▸ **TRY IT**: Go line by line through the data below and count those with the string "Team". Give the number only.

===

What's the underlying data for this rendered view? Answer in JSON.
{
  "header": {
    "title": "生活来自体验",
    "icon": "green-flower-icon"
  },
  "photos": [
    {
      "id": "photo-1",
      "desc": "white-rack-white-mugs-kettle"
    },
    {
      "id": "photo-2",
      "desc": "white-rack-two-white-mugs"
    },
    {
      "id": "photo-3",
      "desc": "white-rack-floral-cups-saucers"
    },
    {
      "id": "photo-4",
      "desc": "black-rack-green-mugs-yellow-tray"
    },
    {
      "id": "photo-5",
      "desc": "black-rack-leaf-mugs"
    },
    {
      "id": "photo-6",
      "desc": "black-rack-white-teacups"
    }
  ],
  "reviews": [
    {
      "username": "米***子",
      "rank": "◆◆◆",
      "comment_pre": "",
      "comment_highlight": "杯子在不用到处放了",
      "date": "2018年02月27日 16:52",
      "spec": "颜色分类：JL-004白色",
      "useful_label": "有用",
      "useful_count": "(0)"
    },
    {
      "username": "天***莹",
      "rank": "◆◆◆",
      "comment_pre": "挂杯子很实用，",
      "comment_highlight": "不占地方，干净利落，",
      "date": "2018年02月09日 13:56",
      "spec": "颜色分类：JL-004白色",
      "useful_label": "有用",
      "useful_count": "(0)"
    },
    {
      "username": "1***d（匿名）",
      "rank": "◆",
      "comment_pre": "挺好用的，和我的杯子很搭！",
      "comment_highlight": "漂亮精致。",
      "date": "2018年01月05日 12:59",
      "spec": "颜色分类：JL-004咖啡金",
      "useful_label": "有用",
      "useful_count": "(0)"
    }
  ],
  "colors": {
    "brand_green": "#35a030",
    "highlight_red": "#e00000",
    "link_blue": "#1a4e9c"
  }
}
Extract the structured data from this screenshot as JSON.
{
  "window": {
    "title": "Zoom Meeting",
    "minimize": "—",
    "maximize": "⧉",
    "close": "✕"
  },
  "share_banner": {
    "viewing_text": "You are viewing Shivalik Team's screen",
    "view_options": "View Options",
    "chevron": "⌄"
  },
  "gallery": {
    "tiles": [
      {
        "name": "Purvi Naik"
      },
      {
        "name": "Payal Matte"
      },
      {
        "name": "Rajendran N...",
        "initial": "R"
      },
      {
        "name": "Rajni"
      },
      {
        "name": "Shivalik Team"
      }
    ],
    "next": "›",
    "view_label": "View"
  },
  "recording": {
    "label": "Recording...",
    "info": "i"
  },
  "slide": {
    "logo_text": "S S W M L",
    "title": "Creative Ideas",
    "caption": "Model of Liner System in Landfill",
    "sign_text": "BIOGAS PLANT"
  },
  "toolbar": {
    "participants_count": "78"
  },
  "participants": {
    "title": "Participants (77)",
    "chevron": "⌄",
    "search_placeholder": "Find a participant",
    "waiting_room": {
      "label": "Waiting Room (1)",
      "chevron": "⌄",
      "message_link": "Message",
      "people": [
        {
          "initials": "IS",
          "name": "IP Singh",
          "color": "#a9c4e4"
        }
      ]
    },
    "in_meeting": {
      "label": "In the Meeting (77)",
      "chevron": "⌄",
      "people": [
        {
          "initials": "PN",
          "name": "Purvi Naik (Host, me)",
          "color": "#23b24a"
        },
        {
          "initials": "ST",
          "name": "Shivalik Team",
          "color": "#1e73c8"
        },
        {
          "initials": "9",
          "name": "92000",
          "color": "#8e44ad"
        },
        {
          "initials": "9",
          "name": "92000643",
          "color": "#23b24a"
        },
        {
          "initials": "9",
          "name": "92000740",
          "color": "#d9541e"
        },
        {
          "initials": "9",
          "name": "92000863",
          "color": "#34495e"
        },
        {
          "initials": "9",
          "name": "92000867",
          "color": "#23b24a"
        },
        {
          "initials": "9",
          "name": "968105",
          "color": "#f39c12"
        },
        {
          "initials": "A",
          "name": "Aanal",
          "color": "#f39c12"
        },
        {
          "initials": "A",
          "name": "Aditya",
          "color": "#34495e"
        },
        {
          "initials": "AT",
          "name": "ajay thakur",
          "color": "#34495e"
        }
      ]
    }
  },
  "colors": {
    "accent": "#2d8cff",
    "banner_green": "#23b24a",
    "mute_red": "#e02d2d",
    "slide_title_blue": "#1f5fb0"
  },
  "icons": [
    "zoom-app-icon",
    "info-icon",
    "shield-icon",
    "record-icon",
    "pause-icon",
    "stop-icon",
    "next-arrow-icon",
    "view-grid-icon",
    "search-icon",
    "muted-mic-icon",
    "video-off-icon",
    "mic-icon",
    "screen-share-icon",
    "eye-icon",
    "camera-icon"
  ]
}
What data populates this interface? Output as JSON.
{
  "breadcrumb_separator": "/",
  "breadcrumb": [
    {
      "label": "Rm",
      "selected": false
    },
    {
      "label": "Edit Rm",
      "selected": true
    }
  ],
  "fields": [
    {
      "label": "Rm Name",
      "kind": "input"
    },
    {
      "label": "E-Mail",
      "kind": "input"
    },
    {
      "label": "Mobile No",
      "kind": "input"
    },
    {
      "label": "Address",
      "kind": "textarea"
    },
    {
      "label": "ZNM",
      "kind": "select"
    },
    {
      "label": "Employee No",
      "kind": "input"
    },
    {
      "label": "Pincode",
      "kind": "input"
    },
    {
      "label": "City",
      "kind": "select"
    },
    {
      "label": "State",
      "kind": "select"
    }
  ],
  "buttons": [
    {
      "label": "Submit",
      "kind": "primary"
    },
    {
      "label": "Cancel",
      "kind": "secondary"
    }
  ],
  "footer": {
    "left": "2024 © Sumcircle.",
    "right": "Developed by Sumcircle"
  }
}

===

▸ **SOLUTION FOR THIS EXERCISE**: 3